12. Deguchi T, Yasuda M, Asano M, et al. DNA gyrase mutations in quinolone-resistant clinical isolates of Neisseria gonorrhoeae. Antimicrob Agents Chemother 1995; 39:561–563.
13. Deguchi T, Yasuda M, Nakano M, et al. Quinolone-resistant Neisseria gonorrhoeae: Correlation of alterations in the GyrA subunit of DNA gyrase and the ParC subunit of topoisomerase IV with antimicrobial susceptibility profiles. Antimicrob Agents Chemother 1996; 40:1020–1023.
14. Copley CG, Egglestone SI. Auxotyping of Neisseria gonorrhoeae isolated in the United Kingdom. J Med Microbiol 1983; 16:295–302.
15. Camarena JJ, Nogueira JM, Dasi MA, et al. DNA amplification fingerprinting for subtyping Neisseria gonorrhoeae strains. Sex Transm Dis 1995; 22:128–136.
16. Yoshida H, Bogaki M, Nakamura M, Nakamura S. Quinolone resistance-determining region in the DNA gyrase gyrA gene of Escherichia coli. Antimicrob Agents Chemother 1990; 34:1271–1272.
17. Yoshida H, Bogaki M, Nakamura M, Yamanaka LM, Nakamura S. Quinolone resistance-determining region in the DNA gyrase gyrB gene of Escherichia coli. Antimicrob Agents Chemother 1991; 35:1647–1650.
18. Deguchi T, Yasuda M, Nakano M, et al. Uncommon occurrence of mutations in the gyrB gene associated with quinolone resistance in clinical isolates of Neisseria gonorrhoeae. Antimicrob Agents Chemother 1996; 40:2437–2438.
19. Chapman JS, Georgopapadakou NF. Fluorometric assay for fleroxacin uptake by bacterial cells. Antimicrob Agents Chemother 1989; 33:27–29.
20. Zhanel GG, Karlowsky JA, Saunders MH, et al. Development of multi-antibiotic-resistant (mar) mutants of Pseudomonas aeruginosa after serial exposure to fluoroquinolones. Antimicrob Agents Chemother 1995; 39:489–495.
21. Hirai K. Quinolone-resistance mechanisms involved in outer membrane. In: Fernandes PB, ed. International Telesymposium on Quinolones. Barcelona: J. R. Prous Science Publishers, 1989:187–201.
22. Carlyn CJ, Doyle LJ, Knapp CC, et al. Activities of three investigational fluoroquinolones (BAY y 3118, DU-6859a, and Clinafloxacin) against Neisseria gonorrhoeae isolates with diminished susceptibilities to ciprofloxacin and ofloxacin. Antimicrob Agents Chemother 1995; 39:1606–1608.

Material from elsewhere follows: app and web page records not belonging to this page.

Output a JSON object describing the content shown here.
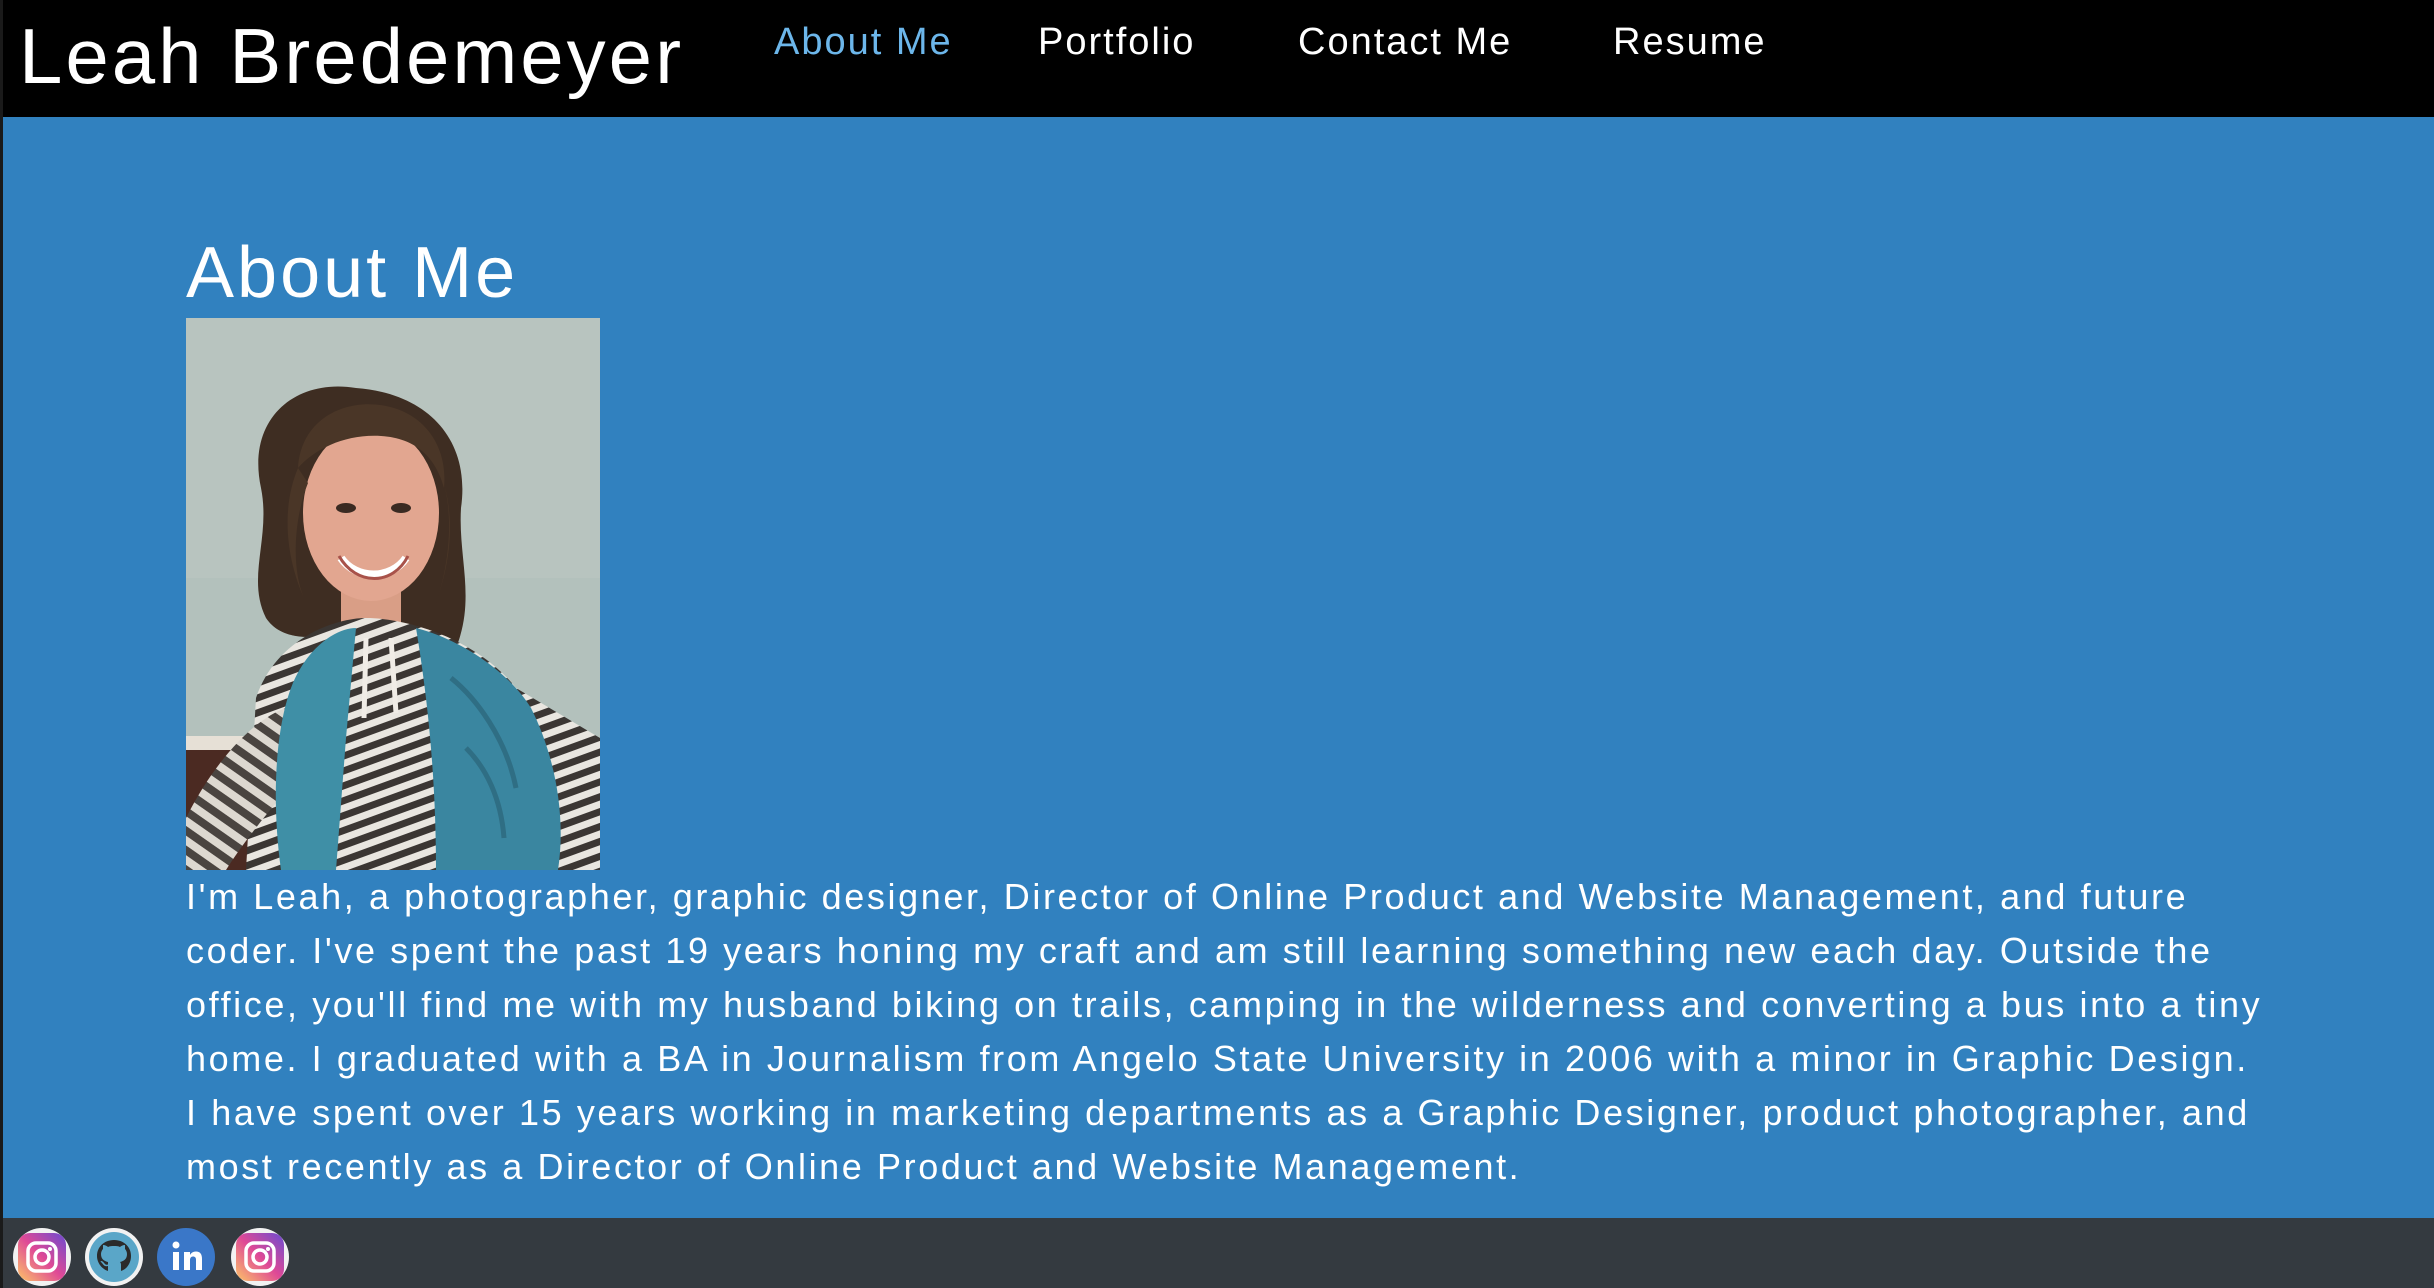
{
  "header": {
    "brand": "Leah Bredemeyer",
    "nav": [
      {
        "label": "About Me",
        "active": true
      },
      {
        "label": "Portfolio",
        "active": false
      },
      {
        "label": "Contact Me",
        "active": false
      },
      {
        "label": "Resume",
        "active": false
      }
    ]
  },
  "main": {
    "title": "About Me",
    "photo_icon": "portrait-photo",
    "bio": "I'm Leah, a photographer, graphic designer, Director of Online Product and Website Management, and future coder. I've spent the past 19 years honing my craft and am still learning something new each day. Outside the office, you'll find me with my husband biking on trails, camping in the wilderness and converting a bus into a tiny home. I graduated with a BA in Journalism from Angelo State University in 2006 with a minor in Graphic Design. I have spent over 15 years working in marketing departments as a Graphic Designer, product photographer, and most recently as a Director of Online Product and Website Management."
  },
  "footer": {
    "icons": [
      "instagram-icon",
      "github-icon",
      "linkedin-icon",
      "instagram-icon"
    ]
  },
  "colors": {
    "header_bg": "#000000",
    "page_bg": "#3181bf",
    "active_nav": "#6cb6ea",
    "footer_bg": "#343a40"
  }
}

© Copyright 1997 American Sexually Transmitted Diseases Association